Work instruction>
Leave out all pictures while repeating the records exactly and completely.

══ Records for processing

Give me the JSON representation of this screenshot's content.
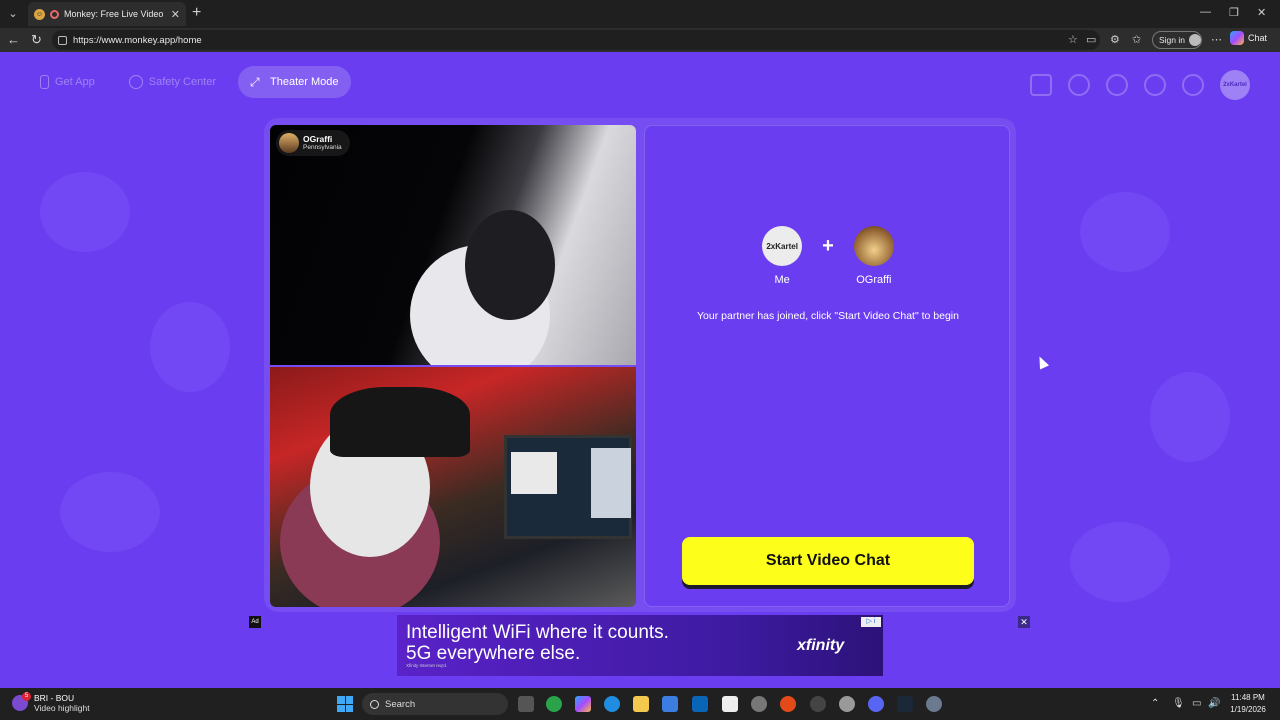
{
  "browser": {
    "tab_title": "Monkey: Free Live Video Chat",
    "url": "https://www.monkey.app/home",
    "signin_label": "Sign in",
    "chat_label": "Chat"
  },
  "nav": {
    "get_app": "Get App",
    "safety_center": "Safety Center",
    "theater_mode": "Theater Mode",
    "profile_avatar_text": "2xKartel"
  },
  "partner_video": {
    "username": "OGraffi",
    "location": "Pennsylvania"
  },
  "match_panel": {
    "me_avatar_text": "2xKartel",
    "me_label": "Me",
    "plus": "+",
    "partner_label": "OGraffi",
    "message": "Your partner has joined, click \"Start Video Chat\" to begin",
    "start_button": "Start Video Chat"
  },
  "ad": {
    "label": "Ad",
    "line1": "Intelligent WiFi where it counts.",
    "line2": "5G everywhere else.",
    "fine_print": "Xfinity Internet req'd.",
    "brand": "xfinity",
    "close": "✕"
  },
  "taskbar": {
    "widget_title": "BRI - BOU",
    "widget_subtitle": "Video highlight",
    "widget_badge": "5",
    "search_label": "Search",
    "time": "11:48 PM",
    "date": "1/19/2026"
  },
  "colors": {
    "page_bg": "#6a3ef0",
    "start_button": "#fdff1a"
  }
}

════

Output for this exercise>
Give me the JSON representation of this screenshot's content.
{
  "browser": {
    "tab_title": "Monkey: Free Live Video Chat",
    "url": "https://www.monkey.app/home",
    "signin_label": "Sign in",
    "chat_label": "Chat"
  },
  "nav": {
    "get_app": "Get App",
    "safety_center": "Safety Center",
    "theater_mode": "Theater Mode",
    "profile_avatar_text": "2xKartel"
  },
  "partner_video": {
    "username": "OGraffi",
    "location": "Pennsylvania"
  },
  "match_panel": {
    "me_avatar_text": "2xKartel",
    "me_label": "Me",
    "plus": "+",
    "partner_label": "OGraffi",
    "message": "Your partner has joined, click \"Start Video Chat\" to begin",
    "start_button": "Start Video Chat"
  },
  "ad": {
    "label": "Ad",
    "line1": "Intelligent WiFi where it counts.",
    "line2": "5G everywhere else.",
    "fine_print": "Xfinity Internet req'd.",
    "brand": "xfinity",
    "close": "✕"
  },
  "taskbar": {
    "widget_title": "BRI - BOU",
    "widget_subtitle": "Video highlight",
    "widget_badge": "5",
    "search_label": "Search",
    "time": "11:48 PM",
    "date": "1/19/2026"
  },
  "colors": {
    "page_bg": "#6a3ef0",
    "start_button": "#fdff1a"
  }
}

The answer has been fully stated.